* [What to do]: What follows are records. Restate all of them word for word.

Web page and app entries:
- Opening Delimiter -

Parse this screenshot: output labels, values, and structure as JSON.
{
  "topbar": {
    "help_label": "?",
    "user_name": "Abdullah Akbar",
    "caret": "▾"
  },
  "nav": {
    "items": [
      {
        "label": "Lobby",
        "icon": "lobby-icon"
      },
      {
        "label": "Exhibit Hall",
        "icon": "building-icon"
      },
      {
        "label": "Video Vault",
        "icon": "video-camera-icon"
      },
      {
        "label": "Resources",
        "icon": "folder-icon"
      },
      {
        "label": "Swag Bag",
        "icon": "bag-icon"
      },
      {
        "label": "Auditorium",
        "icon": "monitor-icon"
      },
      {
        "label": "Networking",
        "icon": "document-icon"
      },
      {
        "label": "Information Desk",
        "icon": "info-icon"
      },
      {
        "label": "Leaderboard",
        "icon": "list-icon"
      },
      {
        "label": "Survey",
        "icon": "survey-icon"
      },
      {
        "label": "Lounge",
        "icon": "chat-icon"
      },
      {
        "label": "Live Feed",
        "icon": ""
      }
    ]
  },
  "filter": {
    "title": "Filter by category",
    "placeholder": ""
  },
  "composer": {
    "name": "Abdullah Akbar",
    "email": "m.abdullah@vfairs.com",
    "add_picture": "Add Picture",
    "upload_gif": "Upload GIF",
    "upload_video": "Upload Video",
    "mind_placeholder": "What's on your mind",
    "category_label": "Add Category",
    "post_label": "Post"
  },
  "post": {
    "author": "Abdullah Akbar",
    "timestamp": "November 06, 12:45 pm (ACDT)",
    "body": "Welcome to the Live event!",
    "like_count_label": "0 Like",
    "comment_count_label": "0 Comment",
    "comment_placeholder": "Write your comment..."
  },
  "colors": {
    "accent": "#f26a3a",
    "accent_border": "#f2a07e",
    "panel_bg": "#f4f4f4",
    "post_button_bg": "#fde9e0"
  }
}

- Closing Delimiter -

* [Written solution]:
Parse this screenshot: output labels, values, and structure as JSON.
{
  "topbar": {
    "help_label": "?",
    "user_name": "Abdullah Akbar",
    "caret": "▾"
  },
  "nav": {
    "items": [
      {
        "label": "Lobby",
        "icon": "lobby-icon"
      },
      {
        "label": "Exhibit Hall",
        "icon": "building-icon"
      },
      {
        "label": "Video Vault",
        "icon": "video-camera-icon"
      },
      {
        "label": "Resources",
        "icon": "folder-icon"
      },
      {
        "label": "Swag Bag",
        "icon": "bag-icon"
      },
      {
        "label": "Auditorium",
        "icon": "monitor-icon"
      },
      {
        "label": "Networking",
        "icon": "document-icon"
      },
      {
        "label": "Information Desk",
        "icon": "info-icon"
      },
      {
        "label": "Leaderboard",
        "icon": "list-icon"
      },
      {
        "label": "Survey",
        "icon": "survey-icon"
      },
      {
        "label": "Lounge",
        "icon": "chat-icon"
      },
      {
        "label": "Live Feed",
        "icon": ""
      }
    ]
  },
  "filter": {
    "title": "Filter by category",
    "placeholder": ""
  },
  "composer": {
    "name": "Abdullah Akbar",
    "email": "m.abdullah@vfairs.com",
    "add_picture": "Add Picture",
    "upload_gif": "Upload GIF",
    "upload_video": "Upload Video",
    "mind_placeholder": "What's on your mind",
    "category_label": "Add Category",
    "post_label": "Post"
  },
  "post": {
    "author": "Abdullah Akbar",
    "timestamp": "November 06, 12:45 pm (ACDT)",
    "body": "Welcome to the Live event!",
    "like_count_label": "0 Like",
    "comment_count_label": "0 Comment",
    "comment_placeholder": "Write your comment..."
  },
  "colors": {
    "accent": "#f26a3a",
    "accent_border": "#f2a07e",
    "panel_bg": "#f4f4f4",
    "post_button_bg": "#fde9e0"
  }
}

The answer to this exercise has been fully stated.